* TASK TO COMPLETE: When you copy the data that follows, reproduce every word exactly and leave out the images.

* RECORDS:

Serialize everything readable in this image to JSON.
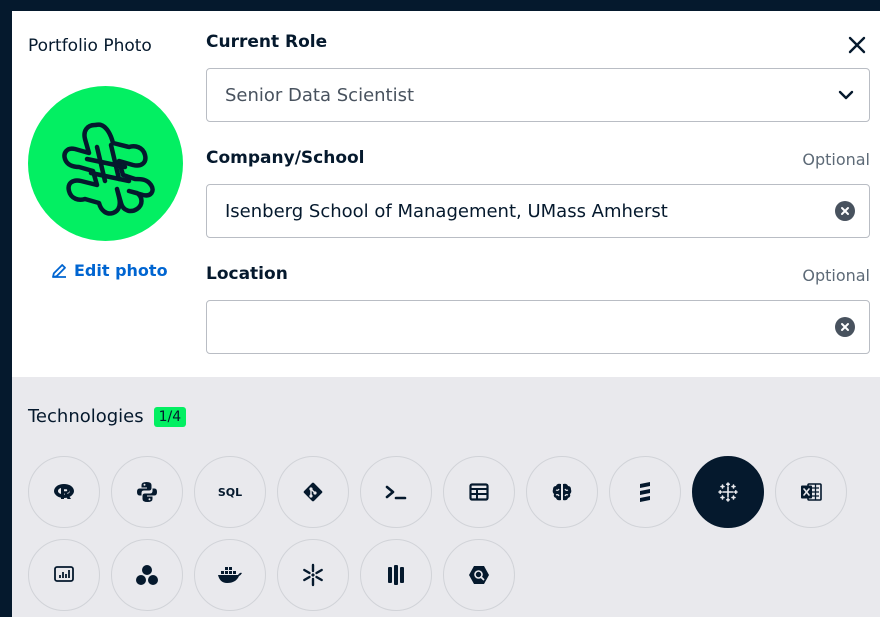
{
  "photo": {
    "label": "Portfolio Photo",
    "edit_label": "Edit photo"
  },
  "form": {
    "role": {
      "label": "Current Role",
      "value": "Senior Data Scientist"
    },
    "company": {
      "label": "Company/School",
      "optional": "Optional",
      "value": "Isenberg School of Management, UMass Amherst"
    },
    "location": {
      "label": "Location",
      "optional": "Optional",
      "value": ""
    }
  },
  "technologies": {
    "title": "Technologies",
    "badge": "1/4",
    "sql_label": "SQL",
    "items": [
      {
        "name": "R",
        "icon": "r-logo-icon",
        "selected": false
      },
      {
        "name": "Python",
        "icon": "python-logo-icon",
        "selected": false
      },
      {
        "name": "SQL",
        "icon": "sql-icon",
        "selected": false
      },
      {
        "name": "Git",
        "icon": "git-logo-icon",
        "selected": false
      },
      {
        "name": "Shell",
        "icon": "terminal-icon",
        "selected": false
      },
      {
        "name": "Spreadsheets",
        "icon": "spreadsheet-icon",
        "selected": false
      },
      {
        "name": "Theory",
        "icon": "brain-icon",
        "selected": false
      },
      {
        "name": "Scala",
        "icon": "scala-logo-icon",
        "selected": false
      },
      {
        "name": "Tableau",
        "icon": "tableau-logo-icon",
        "selected": true
      },
      {
        "name": "Excel",
        "icon": "excel-logo-icon",
        "selected": false
      },
      {
        "name": "Power BI",
        "icon": "power-bi-logo-icon",
        "selected": false
      },
      {
        "name": "Alteryx",
        "icon": "alteryx-logo-icon",
        "selected": false
      },
      {
        "name": "Docker",
        "icon": "docker-logo-icon",
        "selected": false
      },
      {
        "name": "Snowflake",
        "icon": "snowflake-logo-icon",
        "selected": false
      },
      {
        "name": "Databricks",
        "icon": "databricks-logo-icon",
        "selected": false
      },
      {
        "name": "BigQuery",
        "icon": "bigquery-logo-icon",
        "selected": false
      }
    ]
  },
  "colors": {
    "brand_green": "#03ef62",
    "navy": "#05192d",
    "link_blue": "#0065d1",
    "bg_gray": "#e9e9ed"
  }
}
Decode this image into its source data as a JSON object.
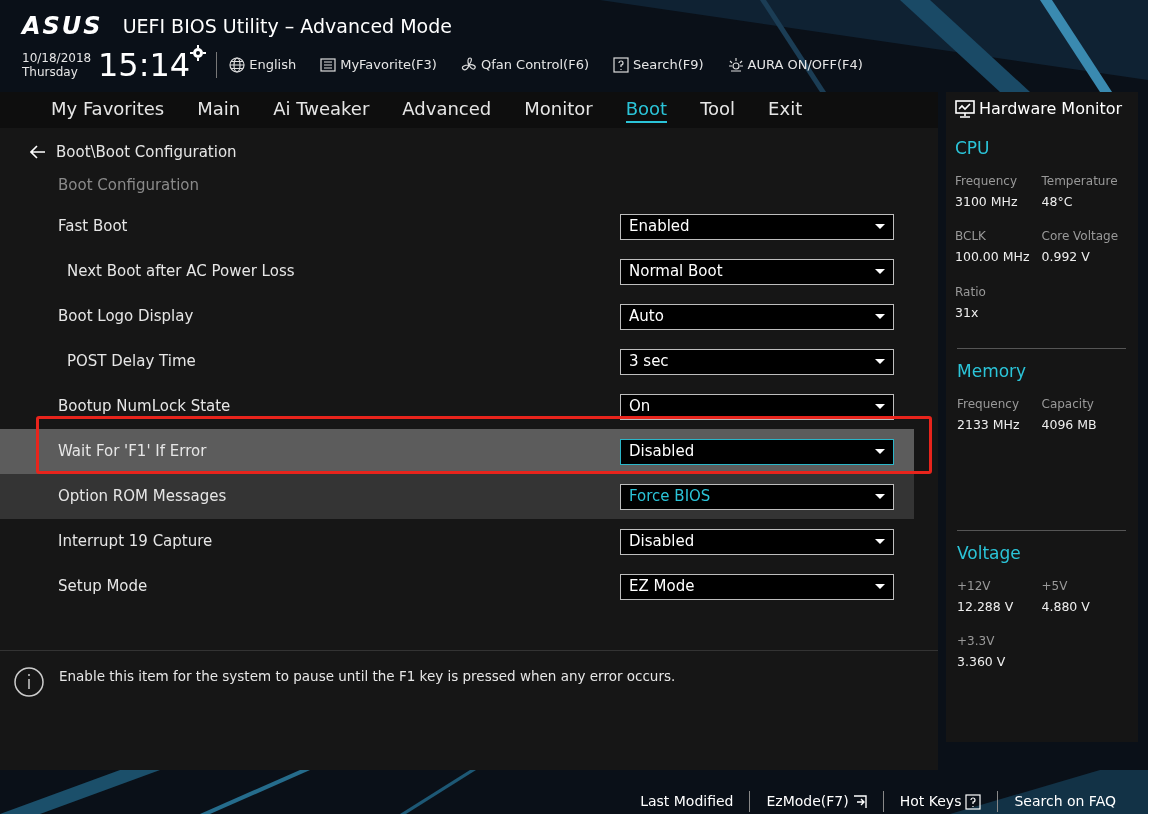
{
  "header": {
    "brand": "ASUS",
    "title": "UEFI BIOS Utility – Advanced Mode",
    "date": "10/18/2018",
    "day": "Thursday",
    "time": "15:14",
    "tools": [
      {
        "label": "English",
        "kind": "globe"
      },
      {
        "label": "MyFavorite(F3)",
        "kind": "favorite"
      },
      {
        "label": "Qfan Control(F6)",
        "kind": "fan"
      },
      {
        "label": "Search(F9)",
        "kind": "search"
      },
      {
        "label": "AURA ON/OFF(F4)",
        "kind": "aura"
      }
    ]
  },
  "tabs": [
    {
      "label": "My Favorites",
      "selected": false
    },
    {
      "label": "Main",
      "selected": false
    },
    {
      "label": "Ai Tweaker",
      "selected": false
    },
    {
      "label": "Advanced",
      "selected": false
    },
    {
      "label": "Monitor",
      "selected": false
    },
    {
      "label": "Boot",
      "selected": true
    },
    {
      "label": "Tool",
      "selected": false
    },
    {
      "label": "Exit",
      "selected": false
    }
  ],
  "breadcrumb": "Boot\\Boot Configuration",
  "section_title": "Boot Configuration",
  "settings": [
    {
      "label": "Fast Boot",
      "value": "Enabled",
      "selected": false,
      "hovered": false,
      "annotated": false,
      "children": [
        {
          "label": "Next Boot after AC Power Loss",
          "value": "Normal Boot",
          "selected": false,
          "hovered": false,
          "annotated": false
        }
      ]
    },
    {
      "label": "Boot Logo Display",
      "value": "Auto",
      "selected": false,
      "hovered": false,
      "annotated": false,
      "children": [
        {
          "label": "POST Delay Time",
          "value": "3 sec",
          "selected": false,
          "hovered": false,
          "annotated": false
        }
      ]
    },
    {
      "label": "Bootup NumLock State",
      "value": "On",
      "selected": false,
      "hovered": false,
      "annotated": false
    },
    {
      "label": "Wait For 'F1' If Error",
      "value": "Disabled",
      "selected": true,
      "hovered": false,
      "annotated": true
    },
    {
      "label": "Option ROM Messages",
      "value": "Force BIOS",
      "selected": false,
      "hovered": true,
      "annotated": false
    },
    {
      "label": "Interrupt 19 Capture",
      "value": "Disabled",
      "selected": false,
      "hovered": false,
      "annotated": false
    },
    {
      "label": "Setup Mode",
      "value": "EZ Mode",
      "selected": false,
      "hovered": false,
      "annotated": false
    }
  ],
  "help": "Enable this item for the system to pause until the F1 key is pressed when any error occurs.",
  "monitor": {
    "title": "Hardware Monitor",
    "sections": [
      {
        "title": "CPU",
        "items": [
          {
            "label": "Frequency",
            "value": "3100 MHz"
          },
          {
            "label": "Temperature",
            "value": "48°C"
          },
          {
            "label": "BCLK",
            "value": "100.00 MHz"
          },
          {
            "label": "Core Voltage",
            "value": "0.992 V"
          },
          {
            "label": "Ratio",
            "value": "31x"
          }
        ]
      },
      {
        "title": "Memory",
        "items": [
          {
            "label": "Frequency",
            "value": "2133 MHz"
          },
          {
            "label": "Capacity",
            "value": "4096 MB"
          }
        ]
      },
      {
        "title": "Voltage",
        "items": [
          {
            "label": "+12V",
            "value": "12.288 V"
          },
          {
            "label": "+5V",
            "value": "4.880 V"
          },
          {
            "label": "+3.3V",
            "value": "3.360 V"
          }
        ]
      }
    ]
  },
  "footer": [
    {
      "label": "Last Modified",
      "kind": "text"
    },
    {
      "label": "EzMode(F7)",
      "kind": "ezmode"
    },
    {
      "label": "Hot Keys",
      "kind": "hotkeys"
    },
    {
      "label": "Search on FAQ",
      "kind": "text"
    }
  ]
}
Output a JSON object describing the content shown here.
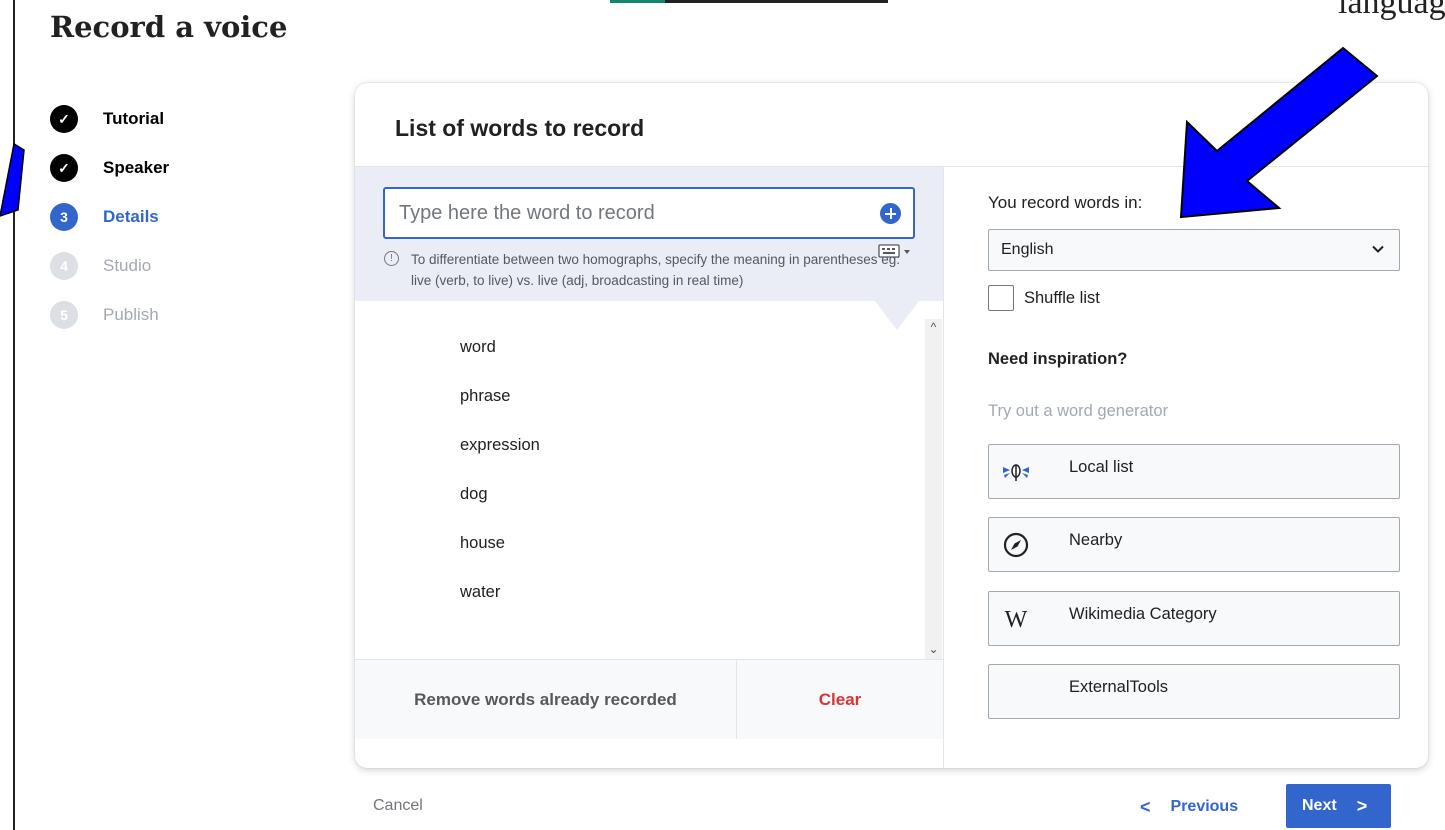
{
  "header": {
    "title": "Record a voice"
  },
  "annotation": {
    "text": "language"
  },
  "steps": [
    {
      "number": "✓",
      "label": "Tutorial",
      "state": "done"
    },
    {
      "number": "✓",
      "label": "Speaker",
      "state": "done"
    },
    {
      "number": "3",
      "label": "Details",
      "state": "current"
    },
    {
      "number": "4",
      "label": "Studio",
      "state": "todo"
    },
    {
      "number": "5",
      "label": "Publish",
      "state": "todo"
    }
  ],
  "card": {
    "title": "List of words to record",
    "input": {
      "placeholder": "Type here the word to record",
      "hint": "To differentiate between two homographs, specify the meaning in parentheses eg: live (verb, to live) vs. live (adj, broadcasting in real time)"
    },
    "words": [
      "word",
      "phrase",
      "expression",
      "dog",
      "house",
      "water"
    ],
    "remove_label": "Remove words already recorded",
    "clear_label": "Clear",
    "language_label": "You record words in:",
    "language_value": "English",
    "shuffle_label": "Shuffle list",
    "inspiration_title": "Need inspiration?",
    "inspiration_subtitle": "Try out a word generator",
    "generators": [
      {
        "label": "Local list",
        "icon": "lingualibre-icon"
      },
      {
        "label": "Nearby",
        "icon": "compass-icon"
      },
      {
        "label": "Wikimedia Category",
        "icon": "wikipedia-w-icon"
      },
      {
        "label": "ExternalTools",
        "icon": "none"
      }
    ]
  },
  "footer": {
    "cancel_label": "Cancel",
    "previous_label": "Previous",
    "next_label": "Next"
  },
  "colors": {
    "accent": "#3366cc",
    "destructive": "#d33333",
    "annotation_arrow": "#0000ff"
  }
}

* FINAL ANSWER:
Serialize everything readable in this image to JSON.
{
  "photo": {
    "label": "Portfolio Photo",
    "edit_label": "Edit photo"
  },
  "form": {
    "role": {
      "label": "Current Role",
      "value": "Senior Data Scientist"
    },
    "company": {
      "label": "Company/School",
      "optional": "Optional",
      "value": "Isenberg School of Management, UMass Amherst"
    },
    "location": {
      "label": "Location",
      "optional": "Optional",
      "value": ""
    }
  },
  "technologies": {
    "title": "Technologies",
    "badge": "1/4",
    "sql_label": "SQL",
    "items": [
      {
        "name": "R",
        "icon": "r-logo-icon",
        "selected": false
      },
      {
        "name": "Python",
        "icon": "python-logo-icon",
        "selected": false
      },
      {
        "name": "SQL",
        "icon": "sql-icon",
        "selected": false
      },
      {
        "name": "Git",
        "icon": "git-logo-icon",
        "selected": false
      },
      {
        "name": "Shell",
        "icon": "terminal-icon",
        "selected": false
      },
      {
        "name": "Spreadsheets",
        "icon": "spreadsheet-icon",
        "selected": false
      },
      {
        "name": "Theory",
        "icon": "brain-icon",
        "selected": false
      },
      {
        "name": "Scala",
        "icon": "scala-logo-icon",
        "selected": false
      },
      {
        "name": "Tableau",
        "icon": "tableau-logo-icon",
        "selected": true
      },
      {
        "name": "Excel",
        "icon": "excel-logo-icon",
        "selected": false
      },
      {
        "name": "Power BI",
        "icon": "power-bi-logo-icon",
        "selected": false
      },
      {
        "name": "Alteryx",
        "icon": "alteryx-logo-icon",
        "selected": false
      },
      {
        "name": "Docker",
        "icon": "docker-logo-icon",
        "selected": false
      },
      {
        "name": "Snowflake",
        "icon": "snowflake-logo-icon",
        "selected": false
      },
      {
        "name": "Databricks",
        "icon": "databricks-logo-icon",
        "selected": false
      },
      {
        "name": "BigQuery",
        "icon": "bigquery-logo-icon",
        "selected": false
      }
    ]
  },
  "colors": {
    "brand_green": "#03ef62",
    "navy": "#05192d",
    "link_blue": "#0065d1",
    "bg_gray": "#e9e9ed"
  }
}
Decode this image into its source data as a JSON object.
{
  "header": {
    "brand": "ASUS",
    "title": "UEFI BIOS Utility – Advanced Mode",
    "date": "10/18/2018",
    "day": "Thursday",
    "time": "15:14",
    "tools": [
      {
        "label": "English",
        "kind": "globe"
      },
      {
        "label": "MyFavorite(F3)",
        "kind": "favorite"
      },
      {
        "label": "Qfan Control(F6)",
        "kind": "fan"
      },
      {
        "label": "Search(F9)",
        "kind": "search"
      },
      {
        "label": "AURA ON/OFF(F4)",
        "kind": "aura"
      }
    ]
  },
  "tabs": [
    {
      "label": "My Favorites",
      "selected": false
    },
    {
      "label": "Main",
      "selected": false
    },
    {
      "label": "Ai Tweaker",
      "selected": false
    },
    {
      "label": "Advanced",
      "selected": false
    },
    {
      "label": "Monitor",
      "selected": false
    },
    {
      "label": "Boot",
      "selected": true
    },
    {
      "label": "Tool",
      "selected": false
    },
    {
      "label": "Exit",
      "selected": false
    }
  ],
  "breadcrumb": "Boot\\Boot Configuration",
  "section_title": "Boot Configuration",
  "settings": [
    {
      "label": "Fast Boot",
      "value": "Enabled",
      "selected": false,
      "hovered": false,
      "annotated": false,
      "children": [
        {
          "label": "Next Boot after AC Power Loss",
          "value": "Normal Boot",
          "selected": false,
          "hovered": false,
          "annotated": false
        }
      ]
    },
    {
      "label": "Boot Logo Display",
      "value": "Auto",
      "selected": false,
      "hovered": false,
      "annotated": false,
      "children": [
        {
          "label": "POST Delay Time",
          "value": "3 sec",
          "selected": false,
          "hovered": false,
          "annotated": false
        }
      ]
    },
    {
      "label": "Bootup NumLock State",
      "value": "On",
      "selected": false,
      "hovered": false,
      "annotated": false
    },
    {
      "label": "Wait For 'F1' If Error",
      "value": "Disabled",
      "selected": true,
      "hovered": false,
      "annotated": true
    },
    {
      "label": "Option ROM Messages",
      "value": "Force BIOS",
      "selected": false,
      "hovered": true,
      "annotated": false
    },
    {
      "label": "Interrupt 19 Capture",
      "value": "Disabled",
      "selected": false,
      "hovered": false,
      "annotated": false
    },
    {
      "label": "Setup Mode",
      "value": "EZ Mode",
      "selected": false,
      "hovered": false,
      "annotated": false
    }
  ],
  "help": "Enable this item for the system to pause until the F1 key is pressed when any error occurs.",
  "monitor": {
    "title": "Hardware Monitor",
    "sections": [
      {
        "title": "CPU",
        "items": [
          {
            "label": "Frequency",
            "value": "3100 MHz"
          },
          {
            "label": "Temperature",
            "value": "48°C"
          },
          {
            "label": "BCLK",
            "value": "100.00 MHz"
          },
          {
            "label": "Core Voltage",
            "value": "0.992 V"
          },
          {
            "label": "Ratio",
            "value": "31x"
          }
        ]
      },
      {
        "title": "Memory",
        "items": [
          {
            "label": "Frequency",
            "value": "2133 MHz"
          },
          {
            "label": "Capacity",
            "value": "4096 MB"
          }
        ]
      },
      {
        "title": "Voltage",
        "items": [
          {
            "label": "+12V",
            "value": "12.288 V"
          },
          {
            "label": "+5V",
            "value": "4.880 V"
          },
          {
            "label": "+3.3V",
            "value": "3.360 V"
          }
        ]
      }
    ]
  },
  "footer": [
    {
      "label": "Last Modified",
      "kind": "text"
    },
    {
      "label": "EzMode(F7)",
      "kind": "ezmode"
    },
    {
      "label": "Hot Keys",
      "kind": "hotkeys"
    },
    {
      "label": "Search on FAQ",
      "kind": "text"
    }
  ]
}
Output a JSON object describing the content shown here.
{
  "header": {
    "title": "Record a voice"
  },
  "annotation": {
    "text": "language"
  },
  "steps": [
    {
      "number": "✓",
      "label": "Tutorial",
      "state": "done"
    },
    {
      "number": "✓",
      "label": "Speaker",
      "state": "done"
    },
    {
      "number": "3",
      "label": "Details",
      "state": "current"
    },
    {
      "number": "4",
      "label": "Studio",
      "state": "todo"
    },
    {
      "number": "5",
      "label": "Publish",
      "state": "todo"
    }
  ],
  "card": {
    "title": "List of words to record",
    "input": {
      "placeholder": "Type here the word to record",
      "hint": "To differentiate between two homographs, specify the meaning in parentheses eg: live (verb, to live) vs. live (adj, broadcasting in real time)"
    },
    "words": [
      "word",
      "phrase",
      "expression",
      "dog",
      "house",
      "water"
    ],
    "remove_label": "Remove words already recorded",
    "clear_label": "Clear",
    "language_label": "You record words in:",
    "language_value": "English",
    "shuffle_label": "Shuffle list",
    "inspiration_title": "Need inspiration?",
    "inspiration_subtitle": "Try out a word generator",
    "generators": [
      {
        "label": "Local list",
        "icon": "lingualibre-icon"
      },
      {
        "label": "Nearby",
        "icon": "compass-icon"
      },
      {
        "label": "Wikimedia Category",
        "icon": "wikipedia-w-icon"
      },
      {
        "label": "ExternalTools",
        "icon": "none"
      }
    ]
  },
  "footer": {
    "cancel_label": "Cancel",
    "previous_label": "Previous",
    "next_label": "Next"
  },
  "colors": {
    "accent": "#3366cc",
    "destructive": "#d33333",
    "annotation_arrow": "#0000ff"
  }
}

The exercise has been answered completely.